a new day beckons | John 20.1-2
Now on the first day of the week Mary Magdalene came to the tomb early, while it was still dark, and saw that the stone had been taken away from the tomb. So she ran and went to Simon Peter and the other disciple, the one whom Jesus loved, and said to them, “They have taken the Lord out of the tomb, and we do not know where they have laid him.” John 20.1-2 | ESV
Sabbath is now done. A new day beckons over the horizon, and Mary Magdalene (“bitter tower”) presses into it in the fading darkness, arriving at the tomb – only to see the stone removed from its opening. So she runs to Simon (the Rock) and to that other disciple who was always enjoying such a special place in Jesus’ affections and she bursts in, “They’ve taken the Lord! Right out of the tomb! And we’ve no idea where they’ve put him!” MAV (Mike’s Amplified Version)

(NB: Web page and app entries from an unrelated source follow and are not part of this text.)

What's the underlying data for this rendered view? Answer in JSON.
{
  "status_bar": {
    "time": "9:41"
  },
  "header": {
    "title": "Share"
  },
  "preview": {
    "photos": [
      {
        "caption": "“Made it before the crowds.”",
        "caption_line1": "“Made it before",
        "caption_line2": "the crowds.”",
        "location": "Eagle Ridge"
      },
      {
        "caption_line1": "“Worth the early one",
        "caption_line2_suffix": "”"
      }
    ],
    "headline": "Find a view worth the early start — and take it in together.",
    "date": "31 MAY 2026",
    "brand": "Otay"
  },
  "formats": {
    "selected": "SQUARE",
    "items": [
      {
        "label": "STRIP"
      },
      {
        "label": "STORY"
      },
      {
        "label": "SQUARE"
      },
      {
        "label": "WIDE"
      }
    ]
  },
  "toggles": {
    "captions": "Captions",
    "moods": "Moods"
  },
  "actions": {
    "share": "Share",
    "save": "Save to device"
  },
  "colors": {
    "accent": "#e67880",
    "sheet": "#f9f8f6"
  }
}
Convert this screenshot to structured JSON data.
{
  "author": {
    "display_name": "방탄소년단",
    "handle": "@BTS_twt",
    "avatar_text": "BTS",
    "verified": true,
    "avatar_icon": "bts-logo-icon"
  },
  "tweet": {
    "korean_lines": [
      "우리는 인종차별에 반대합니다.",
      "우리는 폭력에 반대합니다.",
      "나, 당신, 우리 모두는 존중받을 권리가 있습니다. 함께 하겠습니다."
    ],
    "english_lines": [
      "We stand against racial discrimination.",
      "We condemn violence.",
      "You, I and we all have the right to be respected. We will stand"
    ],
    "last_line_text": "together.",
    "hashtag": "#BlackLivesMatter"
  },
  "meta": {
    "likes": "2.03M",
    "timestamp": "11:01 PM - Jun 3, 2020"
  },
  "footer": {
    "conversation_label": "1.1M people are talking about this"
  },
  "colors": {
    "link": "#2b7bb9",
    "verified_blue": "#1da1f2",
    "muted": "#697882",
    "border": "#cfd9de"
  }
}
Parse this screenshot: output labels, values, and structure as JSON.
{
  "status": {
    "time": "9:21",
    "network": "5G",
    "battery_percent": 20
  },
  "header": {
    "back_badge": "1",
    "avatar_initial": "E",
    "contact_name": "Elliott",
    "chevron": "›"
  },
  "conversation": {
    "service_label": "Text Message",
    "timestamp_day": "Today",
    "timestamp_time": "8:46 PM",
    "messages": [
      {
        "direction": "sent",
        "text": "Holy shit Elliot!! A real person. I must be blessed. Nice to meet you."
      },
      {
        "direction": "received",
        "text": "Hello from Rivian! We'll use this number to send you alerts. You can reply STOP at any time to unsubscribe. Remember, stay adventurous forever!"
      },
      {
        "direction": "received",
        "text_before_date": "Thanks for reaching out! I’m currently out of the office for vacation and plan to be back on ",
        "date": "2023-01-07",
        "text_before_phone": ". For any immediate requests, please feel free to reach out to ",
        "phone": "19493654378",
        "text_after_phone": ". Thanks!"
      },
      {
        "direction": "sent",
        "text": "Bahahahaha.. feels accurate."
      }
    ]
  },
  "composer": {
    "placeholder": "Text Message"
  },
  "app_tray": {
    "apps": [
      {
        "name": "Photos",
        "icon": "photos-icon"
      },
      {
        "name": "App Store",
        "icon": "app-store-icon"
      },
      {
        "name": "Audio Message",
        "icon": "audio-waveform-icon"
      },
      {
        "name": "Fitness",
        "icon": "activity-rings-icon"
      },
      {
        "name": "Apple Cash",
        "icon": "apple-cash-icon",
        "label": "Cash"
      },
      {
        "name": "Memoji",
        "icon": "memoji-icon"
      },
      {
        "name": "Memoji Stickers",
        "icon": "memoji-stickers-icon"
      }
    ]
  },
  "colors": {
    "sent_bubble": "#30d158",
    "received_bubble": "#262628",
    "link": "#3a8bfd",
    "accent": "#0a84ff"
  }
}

“Our four Gospel writers all complete their narrations of the gospel of Jesus with a story, or stories, of Jesus’ resurrection. They come at it from different directions and provide different details, but one element is common to each of them: a sense of wonder, astonishment, surprise. Despite the several hints scattered throughout the Hebrew Scriptures and Jesus’ three explicit statements forecasting his resurrection, when it happened, it turned out that no one – no one – expected it. The first people involved in Jesus’ resurrection were totally involved in dealing with his death. Now they had to do a complete about-face and deal with a life. As they did it, they were suffused with wonder.”
Eugene Peterson, Living the Resurrection
The premise of Peterson’s book Living the Resurrection is that the resurrection of Jesus is not merely a fact of history to be observed and established, but a present reality to be lived. We fight intensely for the historicity of the resurrection of Jesus, but then leave it on the shelf as we begin our religious exercises to improve and shape ourselves into what we think God wants us to be.
But resurrection is not just a past fact, it is a present catalyst.
“We live the Christian life out of a rich tradition of formation-by-resurrection. Jesus’ resurrection provides the energy and conditions by which we ‘walk before the Lord in the land of the living” – the great Psalm phrase (116:9).The resurrection of Jesus creates and then makes available the reality in which we are formed as new creatures in Christ by the Holy Spirit. The do-it-yourself, self-help culture of North America has so thoroughly permeated our imaginations that we ordinarily don’t give attention to the biggest thing of all – resurrection. And the reason we don’t is because resurrection is not something we can use or control or manipulate or improve on.”
More is at hand as we now transition from Passion narrative into Resurrection story. More is called for than mental acknowledgement of an ancient event.
The Sabbath is now done.
A new day beckons over the horizon.
And, with Mary, we now arrive at the tomb. And as we do, with her we press into that new day in the midst of the fading darkness into a life opened by his suffering but lived by his resurrection.
In what ways have you experienced resurrection as a “present catalyst” in your own life? What are some areas of your life where you’d like to see this catalyst applied?
Lord, as I spend these weeks pondering the resurrection and the events surrounding it, flowing from it, let the reality of the resurrection be lifted off historic page and be absorbed into the marrow of my existence. Let me be defined not only by the fellowship of your sufferings, but also and ultimately by the power of your resurrection. Unleash resurrection in me, and through me. Through Christ.